Doctor of Philosophy (PhD)
Professor Donald R. Ronning
Tuberculosis and Cancer treatments share common challenges due to prolonged therapy, the necessity of combination therapy and severe side effects. Characterization of novel drug targets and identification of new drugs modulating such targets within the context of multidrug treatments will contribute to overcoming current therapeutic challenges.

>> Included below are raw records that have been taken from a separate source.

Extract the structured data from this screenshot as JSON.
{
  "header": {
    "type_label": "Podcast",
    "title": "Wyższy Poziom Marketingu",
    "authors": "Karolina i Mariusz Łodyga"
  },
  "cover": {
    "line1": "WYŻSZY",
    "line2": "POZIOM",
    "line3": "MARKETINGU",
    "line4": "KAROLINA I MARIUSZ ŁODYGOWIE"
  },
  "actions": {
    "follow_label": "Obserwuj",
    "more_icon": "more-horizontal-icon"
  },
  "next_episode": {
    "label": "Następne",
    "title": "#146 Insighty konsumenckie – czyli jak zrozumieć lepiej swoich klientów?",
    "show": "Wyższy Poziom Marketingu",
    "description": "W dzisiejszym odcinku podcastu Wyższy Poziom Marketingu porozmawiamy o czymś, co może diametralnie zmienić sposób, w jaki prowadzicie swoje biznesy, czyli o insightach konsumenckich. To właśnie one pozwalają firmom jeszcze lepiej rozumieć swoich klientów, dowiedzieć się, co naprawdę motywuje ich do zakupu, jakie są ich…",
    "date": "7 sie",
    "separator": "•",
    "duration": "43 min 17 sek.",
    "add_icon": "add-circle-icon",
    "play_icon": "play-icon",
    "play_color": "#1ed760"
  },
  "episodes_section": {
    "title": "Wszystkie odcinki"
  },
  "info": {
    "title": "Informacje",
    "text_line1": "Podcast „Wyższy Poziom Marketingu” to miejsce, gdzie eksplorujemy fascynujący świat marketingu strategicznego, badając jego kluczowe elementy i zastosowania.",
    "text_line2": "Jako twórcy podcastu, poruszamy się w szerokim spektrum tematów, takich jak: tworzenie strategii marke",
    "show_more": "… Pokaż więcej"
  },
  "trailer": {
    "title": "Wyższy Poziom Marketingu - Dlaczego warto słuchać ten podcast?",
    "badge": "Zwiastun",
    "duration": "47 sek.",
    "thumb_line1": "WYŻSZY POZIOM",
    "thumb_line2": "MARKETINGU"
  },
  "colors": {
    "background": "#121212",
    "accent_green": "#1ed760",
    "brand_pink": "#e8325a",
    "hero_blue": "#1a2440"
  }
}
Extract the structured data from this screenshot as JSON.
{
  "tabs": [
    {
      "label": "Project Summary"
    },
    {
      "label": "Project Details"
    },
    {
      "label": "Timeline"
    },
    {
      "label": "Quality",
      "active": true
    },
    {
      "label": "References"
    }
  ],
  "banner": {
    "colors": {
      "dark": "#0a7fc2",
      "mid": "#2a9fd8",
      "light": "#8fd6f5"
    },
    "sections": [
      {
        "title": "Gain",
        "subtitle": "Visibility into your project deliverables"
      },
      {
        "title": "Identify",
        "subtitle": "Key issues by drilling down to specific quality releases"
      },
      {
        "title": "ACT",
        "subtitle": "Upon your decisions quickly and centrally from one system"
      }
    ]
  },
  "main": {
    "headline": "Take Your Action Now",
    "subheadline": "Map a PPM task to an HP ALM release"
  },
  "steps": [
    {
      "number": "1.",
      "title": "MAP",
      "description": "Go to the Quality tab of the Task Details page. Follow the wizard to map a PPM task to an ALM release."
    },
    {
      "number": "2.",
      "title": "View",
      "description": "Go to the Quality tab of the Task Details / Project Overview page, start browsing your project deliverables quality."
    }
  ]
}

Tuberculosis (TB) is one of the challenging diseases to treat due to the persistence of Mycobacterium tuberculosis (Mtb) in the dormant phase. Current TB drugs are more effective toward actively dividing bacteria and less effective toward dormant bacteria. The metabolic transition between actively dividing bacteria and dormant bacteria is driven by pivotal metabolic enzymes that respond immediately to changes in the environment. Such enzymes are termed metabolic switches. Modulation of these metabolic switches forcing bacterial metabolism to maintain active bacterial division is a promising approach to enhance Mtb susceptibility to current TB drugs and decrease treatment time.
The overexpression of Citrate Synthase (CitA) in Mtb promotes bacterial growth and division under hypoxic conditions. The first study described here focuses on understanding the structure and function of CitA to afford small molecule discovery efforts ensuring high CitA activity under all growth conditions. The results suggest that pyruvate allosterically regulates Mtb CitA instead of the typical allosteric regulator of citrate synthases, NADH. This study also highlights the functional impact of residue C143 modification, which is known to undergo mycothiolation upon oxidative stress. We show that modification of C143 fully inhibits CitA enzymatic activity. As the protein cap covering the pyruvate binding pocket harbors C143, these data illustrate a direct connection between this region of CitA and enzymatic activity suggesting it is a CitA regulatory domain that can be targeted with small molecule compounds capable of ensuring that CitA retains enzymatic activity.
The Trehalose synthase (TreS) maintains high enzyme activity during an Mtb infection, which facilitates a catalytic shift in Mtb to promote metabolic changes that encourage actively dividing bacteria to transition to a dormant phase. The second study focuses on structural and biophysical approaches to understand the inhibition of the TreS enzyme by trehalose analogs. The solved Cryo-EM structure of TreS in complex with 6- TreAz reveals a conformational change that supports binding of the trehalose analog and intermediate retention as expected for this type of isomerase reaction.
All cells consist of DNA damage checkpoints to minimize or eliminate DNA damage by activating repair mechanisms to maintain genomic integrity. Unrecoverable DNA damage results in apoptosis of the cells. Inhibition of DNA damage repair to accumulate damaged DNA and induce cell death is an intriguing approach for the treatment of Cancer. The third project focuses on the inhibition of RHNO1 binding to the RAD9-HUS1-RAD1 complex. This complex recruits various proteins to sites of double-strand DNA breaks to promote repair. In this study, we developed a fluorescence polarization assay that facilitates high-throughput screening to identify protein-protein interface inhibitors of the RAD1/RHNO1 complex. A modest inhibitor was identified by screening a small library of compounds derived from a molecular docking study. The developed assay will afford the identification of more efficacious inhibitors and determine the Ki for further validation.
Kankanam Pathirage, Rasangi Chathurika, "Targeting Metabolic Switches and DNA Damage Repair for the Treatment of Human Diseases" (2023). Theses & Dissertations. 784.
Available for download on Tuesday, December 02, 2025